Representationl State Transfer (REST) is a term to describe an architectural style of sharing information with consumers using already existing protocols such as HTTP. In the strictest sense of the term, the transport protocol need not be HTTP.REST was first coined by Roy Fielding in his year 2000 doctoral thesis. Unlike things like Simple Object Access Protocol (SOAP), Distributed Component Object Model (DCOM), Common Object Request Broker Architecture (CORBA), it is not an architecture nor a protocol but rather a style of architecture. As a result, a lot of things that don't call themselves RESTFUL full under that umbrella or use some of the same concepts, or can arguably fall under that umbrella.
What is probably so alluring about REST is that it gives a catchy name to something a lot of people were doing already and describes how much of the web operates. Contrary to some popular belief, it is not NEW technology but rather a grouping of mainstream technology with a flashier name. Part of this confusion is that the cult following of REST is a fairly new phenomenon although the underpinnings are relatively old. The REST movement reflects a return back to the basics that prioritizes simplicity and accessibility over complexity and formality. Nowadays REST is most often used to refer to web services where resources are requested via plain URIs and GET requests, representations are returned in simple XML or JSON format and resources are created using POST, updated using PUT and deleted using DELETE HTTP verbs. This is similar to XML-RPC except that XML-RPC has a concept of state and everything is generally encoded in an XML message envelop. XML-RPC also uses POST for both updating and accessing resources unlike REST which tends to use GETS and URIS for resource access.
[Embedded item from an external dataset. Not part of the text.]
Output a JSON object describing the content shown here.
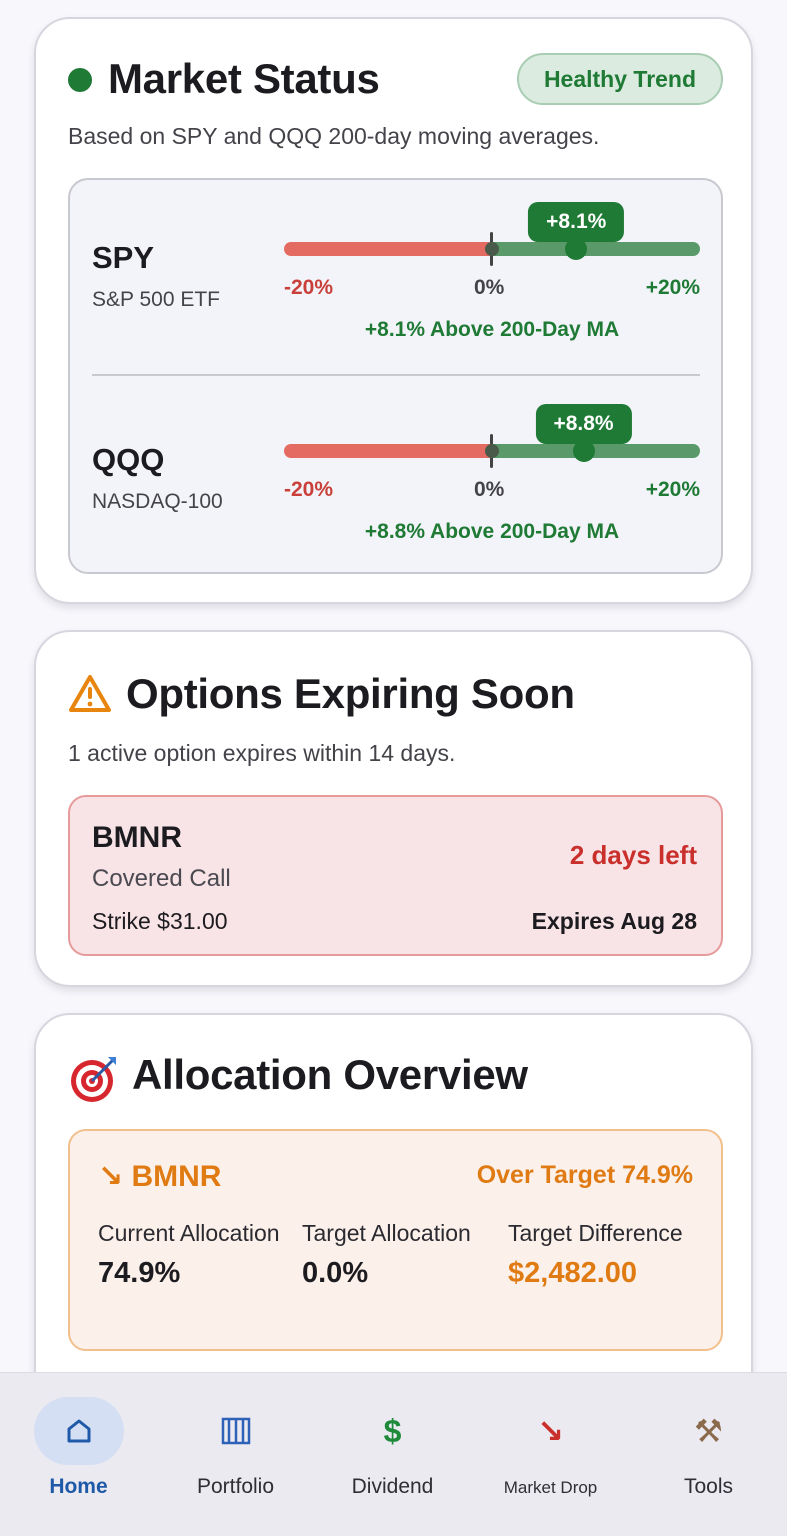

The advantage of using get is that resources can be bookmarked. SOAP is similar to XML-RPC and in fact was born from the XML-RPC standard except the XML message streams are more complicated and formal, but arguably richer in functionality.
Contrary to some popular belief, REST is not a silver bullet nor was it designed to be. It doesn't work for all problems and web applications. Our personal opinion: REST is well suited for transporting data that will be consumed by various kinds of clients, but is not well suited for updating of data or where authenticated transactions are needed.
REST has 4 basic features that differentiate/and it shares with similar Architectural styles.
This series will flow into our next issue of the journal since it will be long.
Our exploration into REST will have three components.
In Part 1 article we will demonstrate setting up the database and creating stored functions to support the service to highlight new features in PostgreSQL 8.3.
In Part 2 we'll build the REST Web Services. We hope to demonstrate 4 implementations of our back-end service
Keep in mind this is not a pure REST architecture as the connection to the PostgreSQL Server is not RESTFUL. In practice its very rare to have an architecture where every interaction is RESTFUL.
We shall be using the Pagila demo database as the backend database.
In Part 3 we shall build a simple client to consume our REST Service. We shall demonstrate using Adobe Flex to consume this REST service. If there is enough interest, we'll consider demonstrating other clients such as Silverlight, MoonLight, PHP, ASP.NET, Java clients in a later issue.
The Pagila database, for those unfamiliar with it, is a BSD licensed sample database, and one of several demo database for PostgreSQL to show off PostgreSQL features. Other demo databases exist and can be found at PostgreSQL Sample Databases http://pgfoundry.org/frs/?group_id=1000150&release_id=998. The pagila database was ported from the MySQL Sakila database.
The Pagila database features a fictious Film Rental company who rents out films with very amusing titles. These films are indeed hard to find. The database keeps track of things such as what films are available in its inventory, film categories, actors, list of customers, orders placed, items ordered, payment, store locations. Basically everything that a respectable film rental business should keep track of.